But by Tuesday it was looking more clear as to where Florence was headed and our anxiety level started coming down. We still spent the day wondering, worrying and talking with others, but as Florence would probably hit in the Carolinas and stay south it was looking better for us – not obviously for those in its path, however.
We spent Tuesday and Wednesday taking walks, using the marina courtesy van to get provisions and getting things done on the boat. Luc, on Ungava, even helped me fix the connection to our VHF and AIS Splitter so now it works much better. We found a weird way to fix it, but now I have so much more confidence in it instead of having to also use our handheld VHF. And we have a strange thing happening with our in-house water pump so I took that apart and even got a new adapter for our galley faucet. It didn’t fix it, but I eliminated some things it could be and feel better about it.
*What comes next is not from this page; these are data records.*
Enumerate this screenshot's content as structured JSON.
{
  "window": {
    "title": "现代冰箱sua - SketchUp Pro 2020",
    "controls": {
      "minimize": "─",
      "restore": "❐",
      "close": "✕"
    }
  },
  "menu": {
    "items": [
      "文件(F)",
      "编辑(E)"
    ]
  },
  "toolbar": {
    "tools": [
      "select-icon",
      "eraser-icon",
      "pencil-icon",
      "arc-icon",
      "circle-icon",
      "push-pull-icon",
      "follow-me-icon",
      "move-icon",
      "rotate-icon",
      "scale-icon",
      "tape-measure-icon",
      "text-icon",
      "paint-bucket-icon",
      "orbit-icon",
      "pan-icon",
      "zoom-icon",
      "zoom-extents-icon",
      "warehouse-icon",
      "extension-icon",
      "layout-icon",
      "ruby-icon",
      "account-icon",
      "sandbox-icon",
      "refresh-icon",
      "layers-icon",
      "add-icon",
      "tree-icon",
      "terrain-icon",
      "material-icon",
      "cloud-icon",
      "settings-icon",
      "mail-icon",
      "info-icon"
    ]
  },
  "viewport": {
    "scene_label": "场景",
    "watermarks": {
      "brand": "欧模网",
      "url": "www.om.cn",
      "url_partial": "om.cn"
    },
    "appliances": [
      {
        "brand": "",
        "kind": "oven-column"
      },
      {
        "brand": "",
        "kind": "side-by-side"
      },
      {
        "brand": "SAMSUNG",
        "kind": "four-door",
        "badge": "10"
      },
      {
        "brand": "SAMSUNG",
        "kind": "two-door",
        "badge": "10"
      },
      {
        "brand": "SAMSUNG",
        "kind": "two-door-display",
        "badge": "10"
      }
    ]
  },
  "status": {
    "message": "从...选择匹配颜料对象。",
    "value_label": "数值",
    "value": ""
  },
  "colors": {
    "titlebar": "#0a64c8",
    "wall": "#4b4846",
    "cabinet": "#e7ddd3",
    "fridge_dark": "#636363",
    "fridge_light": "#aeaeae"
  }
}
Lastly, you may remember way back when about the water leak into our bilge. I installed shut-offs to our stern shower and fixed a slow leak around our primary water filter and they helped a lot. But we still get water in the bilge when underway – not a lot, but enough to wonder about. I called Beneteau and they identified where water could be leaking at our swim platform and getting between the hull and deck seam. I sealed one of them up so we will see if that helps when we get underway again. They also said this could be contributing to the small amount of water coming in around the fiberglass shaft tube we have been experiencing. We’ll see if this fix helps!
So as I write this on Thursday evening, Sept. 13, while Florence is pounding the East Coast, all continues to be pretty calm here. The winds are maybe up to 10 knots out of the NE, but we have had little rain and no surge to speak of. High tide is around midnight so I will see how the water levels are then. I think tomorrow will bring more wind and possibly some surge, but certainly nothing like the East Coast is getting. Things could change a lot more dramatically, but we are hoping and thinking it won’t.
We are thinking maybe we will leave and head south on the Chesapeake Bay on Saturday, but it will depend on any after effects we may get from Florence. After going inland it may head north a bit and we will probably get heavier winds and certainly rain into next week, so we will look for anchorages where we will be protected from where the wind is coming from at the time. Our goal is to reach Annapolis, Maryland, by Wednesday, Sept. 26, and since it is only about 42 miles from here we should have no problems doing that! We look forward to finding some smaller cities to explore and maybe even visit places like Baltimore. We’ll see!
Thanks to all who have been thinking about us and praying for us. Our prayers go out to the many people who are being affected by this huge monster storm.